PROBLEM:
Without the pictures, retype each line below exactly as it stands.

DATA:
————
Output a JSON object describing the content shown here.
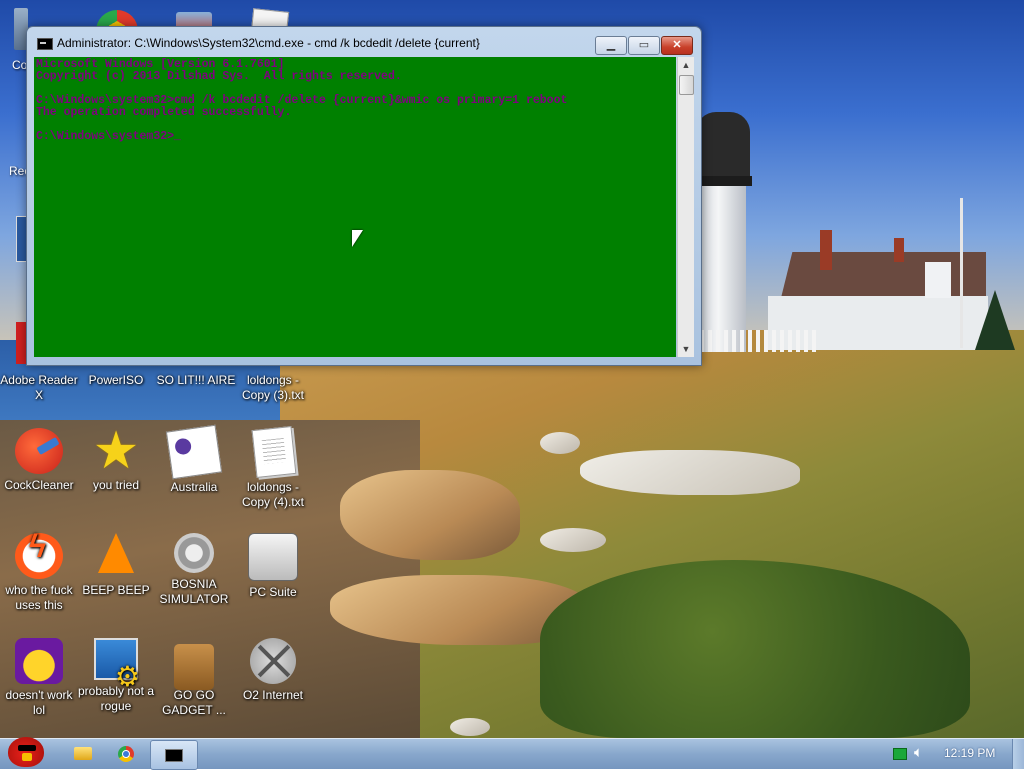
{
  "cmd_window": {
    "title": "Administrator: C:\\Windows\\System32\\cmd.exe - cmd  /k bcdedit /delete {current}",
    "minimize_label": "▁",
    "maximize_label": "▭",
    "close_label": "✕",
    "console_text": "Microsoft Windows [Version 6.1.7601]\nCopyright (c) 2013 Dilshad Sys.  All rights reserved.\n\nC:\\Windows\\system32>cmd /k bcdedit /delete {current}&wmic os primary=1 reboot\nThe operation completed successfully.\n\nC:\\Windows\\system32>_",
    "background_color": "#008000",
    "text_color": "#800080"
  },
  "desktop": {
    "partial_labels": [
      "Co",
      "Rec"
    ],
    "icons": [
      {
        "label": "Adobe Reader X",
        "icon": "adobe-reader-icon"
      },
      {
        "label": "PowerISO",
        "icon": "poweriso-icon"
      },
      {
        "label": "SO LIT!!! AIRE",
        "icon": "shortcut-icon"
      },
      {
        "label": "loldongs - Copy (3).txt",
        "icon": "text-file-icon"
      },
      {
        "label": "CockCleaner",
        "icon": "ccleaner-icon"
      },
      {
        "label": "you tried",
        "icon": "star-icon"
      },
      {
        "label": "Australia",
        "icon": "document-icon"
      },
      {
        "label": "loldongs - Copy (4).txt",
        "icon": "text-file-icon"
      },
      {
        "label": "who the fuck uses this",
        "icon": "flash-icon"
      },
      {
        "label": "BEEP BEEP",
        "icon": "vlc-cone-icon"
      },
      {
        "label": "BOSNIA SIMULATOR",
        "icon": "gear-icon"
      },
      {
        "label": "PC Suite",
        "icon": "phone-icon"
      },
      {
        "label": "doesn't work lol",
        "icon": "yahoo-messenger-icon"
      },
      {
        "label": "probably not a rogue",
        "icon": "settings-monitor-icon"
      },
      {
        "label": "GO GO GADGET ...",
        "icon": "briefcase-icon"
      },
      {
        "label": "O2 Internet",
        "icon": "o2-internet-icon"
      }
    ]
  },
  "taskbar": {
    "clock": "12:19 PM",
    "pinned": [
      {
        "name": "start-button",
        "icon": "angry-bird-icon"
      },
      {
        "name": "windows-explorer",
        "icon": "folder-icon"
      },
      {
        "name": "google-chrome",
        "icon": "chrome-icon"
      },
      {
        "name": "command-prompt",
        "icon": "cmd-icon",
        "active": true
      }
    ]
  }
}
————
ANSWER BELOW:
Output a JSON object describing the content shown here.
{
  "cmd_window": {
    "title": "Administrator: C:\\Windows\\System32\\cmd.exe - cmd  /k bcdedit /delete {current}",
    "minimize_label": "▁",
    "maximize_label": "▭",
    "close_label": "✕",
    "console_text": "Microsoft Windows [Version 6.1.7601]\nCopyright (c) 2013 Dilshad Sys.  All rights reserved.\n\nC:\\Windows\\system32>cmd /k bcdedit /delete {current}&wmic os primary=1 reboot\nThe operation completed successfully.\n\nC:\\Windows\\system32>_",
    "background_color": "#008000",
    "text_color": "#800080"
  },
  "desktop": {
    "partial_labels": [
      "Co",
      "Rec"
    ],
    "icons": [
      {
        "label": "Adobe Reader X",
        "icon": "adobe-reader-icon"
      },
      {
        "label": "PowerISO",
        "icon": "poweriso-icon"
      },
      {
        "label": "SO LIT!!! AIRE",
        "icon": "shortcut-icon"
      },
      {
        "label": "loldongs - Copy (3).txt",
        "icon": "text-file-icon"
      },
      {
        "label": "CockCleaner",
        "icon": "ccleaner-icon"
      },
      {
        "label": "you tried",
        "icon": "star-icon"
      },
      {
        "label": "Australia",
        "icon": "document-icon"
      },
      {
        "label": "loldongs - Copy (4).txt",
        "icon": "text-file-icon"
      },
      {
        "label": "who the fuck uses this",
        "icon": "flash-icon"
      },
      {
        "label": "BEEP BEEP",
        "icon": "vlc-cone-icon"
      },
      {
        "label": "BOSNIA SIMULATOR",
        "icon": "gear-icon"
      },
      {
        "label": "PC Suite",
        "icon": "phone-icon"
      },
      {
        "label": "doesn't work lol",
        "icon": "yahoo-messenger-icon"
      },
      {
        "label": "probably not a rogue",
        "icon": "settings-monitor-icon"
      },
      {
        "label": "GO GO GADGET ...",
        "icon": "briefcase-icon"
      },
      {
        "label": "O2 Internet",
        "icon": "o2-internet-icon"
      }
    ]
  },
  "taskbar": {
    "clock": "12:19 PM",
    "pinned": [
      {
        "name": "start-button",
        "icon": "angry-bird-icon"
      },
      {
        "name": "windows-explorer",
        "icon": "folder-icon"
      },
      {
        "name": "google-chrome",
        "icon": "chrome-icon"
      },
      {
        "name": "command-prompt",
        "icon": "cmd-icon",
        "active": true
      }
    ]
  }
}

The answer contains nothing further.